As with the other works in the series, the book is very well-written, clear, and free from distracting details. Green argues thoroughly and persuasively for his thesis. And while I’m not convinced that the language of covenant theology in places like chapter 7 is necessary or particular helpful, Green’s approach does not depend upon the adoption of any particular theological system of interpretation. This book is a welcomed addition to the ongoing debate of the relationship between faith and works in the Christian life, even though it is a little disappointing that Green was not able to interact with N.T. Wright’s latest work on this subject in Paul and the Faithfulness of God, due to it being published later in 2014.

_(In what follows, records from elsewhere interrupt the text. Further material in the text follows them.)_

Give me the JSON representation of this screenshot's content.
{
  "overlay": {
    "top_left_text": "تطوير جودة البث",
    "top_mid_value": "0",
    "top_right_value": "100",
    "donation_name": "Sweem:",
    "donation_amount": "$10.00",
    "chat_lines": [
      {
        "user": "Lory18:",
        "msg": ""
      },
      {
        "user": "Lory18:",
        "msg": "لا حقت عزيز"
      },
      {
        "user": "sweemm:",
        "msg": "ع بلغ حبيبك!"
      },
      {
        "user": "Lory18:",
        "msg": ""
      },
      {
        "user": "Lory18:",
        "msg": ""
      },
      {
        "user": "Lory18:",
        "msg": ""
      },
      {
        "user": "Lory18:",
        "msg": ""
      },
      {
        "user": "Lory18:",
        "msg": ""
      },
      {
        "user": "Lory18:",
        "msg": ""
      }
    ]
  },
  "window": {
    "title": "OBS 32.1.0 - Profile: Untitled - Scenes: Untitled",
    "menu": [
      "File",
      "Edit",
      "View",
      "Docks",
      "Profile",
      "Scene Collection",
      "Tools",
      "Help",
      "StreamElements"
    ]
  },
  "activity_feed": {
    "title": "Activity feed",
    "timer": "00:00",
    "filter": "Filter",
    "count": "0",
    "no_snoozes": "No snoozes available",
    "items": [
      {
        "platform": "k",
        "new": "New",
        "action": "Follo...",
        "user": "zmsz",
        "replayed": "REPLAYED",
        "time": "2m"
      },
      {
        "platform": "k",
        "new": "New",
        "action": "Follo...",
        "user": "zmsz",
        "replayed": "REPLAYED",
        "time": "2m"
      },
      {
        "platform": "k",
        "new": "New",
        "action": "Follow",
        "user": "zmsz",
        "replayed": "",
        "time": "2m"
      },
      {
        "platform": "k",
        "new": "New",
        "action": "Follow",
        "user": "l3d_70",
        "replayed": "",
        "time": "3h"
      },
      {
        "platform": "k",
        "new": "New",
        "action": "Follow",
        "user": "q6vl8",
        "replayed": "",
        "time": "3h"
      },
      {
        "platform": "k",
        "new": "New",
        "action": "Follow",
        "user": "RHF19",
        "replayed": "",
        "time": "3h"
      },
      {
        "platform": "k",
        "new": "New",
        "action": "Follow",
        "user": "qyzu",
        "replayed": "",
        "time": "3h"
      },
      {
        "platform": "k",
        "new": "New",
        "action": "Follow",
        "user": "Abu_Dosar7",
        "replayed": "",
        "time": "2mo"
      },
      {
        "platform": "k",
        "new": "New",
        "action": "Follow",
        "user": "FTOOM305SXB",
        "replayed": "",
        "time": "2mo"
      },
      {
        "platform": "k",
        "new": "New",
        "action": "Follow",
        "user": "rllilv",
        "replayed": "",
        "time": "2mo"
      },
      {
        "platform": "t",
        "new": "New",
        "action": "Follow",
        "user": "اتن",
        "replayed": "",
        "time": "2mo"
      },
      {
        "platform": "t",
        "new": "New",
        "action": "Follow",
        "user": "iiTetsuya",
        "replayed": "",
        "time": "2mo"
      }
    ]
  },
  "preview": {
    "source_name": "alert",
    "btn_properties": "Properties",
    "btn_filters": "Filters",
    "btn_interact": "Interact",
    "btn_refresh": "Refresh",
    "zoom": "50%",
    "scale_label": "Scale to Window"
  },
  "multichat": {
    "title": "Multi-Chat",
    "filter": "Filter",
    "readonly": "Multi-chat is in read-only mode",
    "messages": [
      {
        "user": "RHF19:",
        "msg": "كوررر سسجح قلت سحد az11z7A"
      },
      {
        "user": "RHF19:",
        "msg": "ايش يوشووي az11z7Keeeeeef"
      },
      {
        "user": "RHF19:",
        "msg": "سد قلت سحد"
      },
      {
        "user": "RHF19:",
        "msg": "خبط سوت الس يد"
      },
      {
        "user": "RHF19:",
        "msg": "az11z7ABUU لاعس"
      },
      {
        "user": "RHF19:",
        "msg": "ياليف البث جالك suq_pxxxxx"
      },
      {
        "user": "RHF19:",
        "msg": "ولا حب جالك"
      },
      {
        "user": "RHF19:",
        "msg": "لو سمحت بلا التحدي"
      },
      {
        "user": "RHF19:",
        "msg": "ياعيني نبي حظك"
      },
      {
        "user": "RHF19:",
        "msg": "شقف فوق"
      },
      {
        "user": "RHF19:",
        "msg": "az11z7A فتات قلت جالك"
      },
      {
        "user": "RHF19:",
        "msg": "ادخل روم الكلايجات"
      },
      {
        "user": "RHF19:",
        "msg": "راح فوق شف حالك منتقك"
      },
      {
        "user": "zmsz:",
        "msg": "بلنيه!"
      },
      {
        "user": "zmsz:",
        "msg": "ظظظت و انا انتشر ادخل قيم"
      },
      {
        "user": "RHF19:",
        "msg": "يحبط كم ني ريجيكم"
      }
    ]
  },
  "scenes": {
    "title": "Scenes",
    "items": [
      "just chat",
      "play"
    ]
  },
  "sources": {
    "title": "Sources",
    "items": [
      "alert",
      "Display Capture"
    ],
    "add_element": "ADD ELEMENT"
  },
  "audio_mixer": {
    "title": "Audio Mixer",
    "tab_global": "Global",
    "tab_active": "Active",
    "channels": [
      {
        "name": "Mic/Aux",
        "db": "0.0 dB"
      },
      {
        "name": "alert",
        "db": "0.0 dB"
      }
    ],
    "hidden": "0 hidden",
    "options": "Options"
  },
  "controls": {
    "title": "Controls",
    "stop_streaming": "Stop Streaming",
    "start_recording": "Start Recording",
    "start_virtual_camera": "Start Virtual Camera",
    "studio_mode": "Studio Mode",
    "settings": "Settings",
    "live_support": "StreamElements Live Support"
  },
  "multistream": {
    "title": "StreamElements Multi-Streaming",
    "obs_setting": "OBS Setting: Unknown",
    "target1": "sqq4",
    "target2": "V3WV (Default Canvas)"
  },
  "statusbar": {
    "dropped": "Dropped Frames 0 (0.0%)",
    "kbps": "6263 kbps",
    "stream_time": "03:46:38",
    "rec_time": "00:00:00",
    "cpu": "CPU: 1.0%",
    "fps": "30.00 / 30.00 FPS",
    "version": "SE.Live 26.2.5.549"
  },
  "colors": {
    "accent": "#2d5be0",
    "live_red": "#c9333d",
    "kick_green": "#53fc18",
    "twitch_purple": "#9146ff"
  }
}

In chapter 1, on page 17, Martin writes, “The aim of the present study is to demonstrate that the land promised to Abraham advances the place of the kingdom that was lost in Eden and serves as a type throughout Israel’s history that anticipates the even greater land – prepared for all of God’s people throughout history – that will calm as a result of the person and work of Christ.” In short, he states, “The land and its blessings find their fulfillment in the new heaven and new earth won by Christ” (17). Methodologically, Martin employs biblical theology in a diachronic fashion to prove his thesis. The rest of the chapters (2-9) survey the relevant biblical text before concluding in chapter 10 with a brief theological reflection upon the implications of the study.
This book is a tremendous example of a diachronic, biblical-theological study of the Bible. Martin does a wonderful job surveying the biblical landscape while incorporating a broad range of opinions from contemporary scholarship. He argues his case clearly and convincingly without being overly polemical. He does not overstate his position, and shows great respect for those with whom he disagrees. Specifically, Martin makes a strong case for understanding the land promises of the Old Testament in light of their typological relationship to the Edenic land of Genesis 1-2 and their subsequent fulfillment in the New Testament. Any serious attempt to argue for the future, literal fulfillment of land promises to a national Israel must interact with Martin’s biblical-theological argument. If it does not, then it is not worth our attention. Martin’s argument is too comprehensive and coherent to be disregarded. I recommend it to all who would dare to have their presuppositions challenged and minds sharpened. This is an excellent book.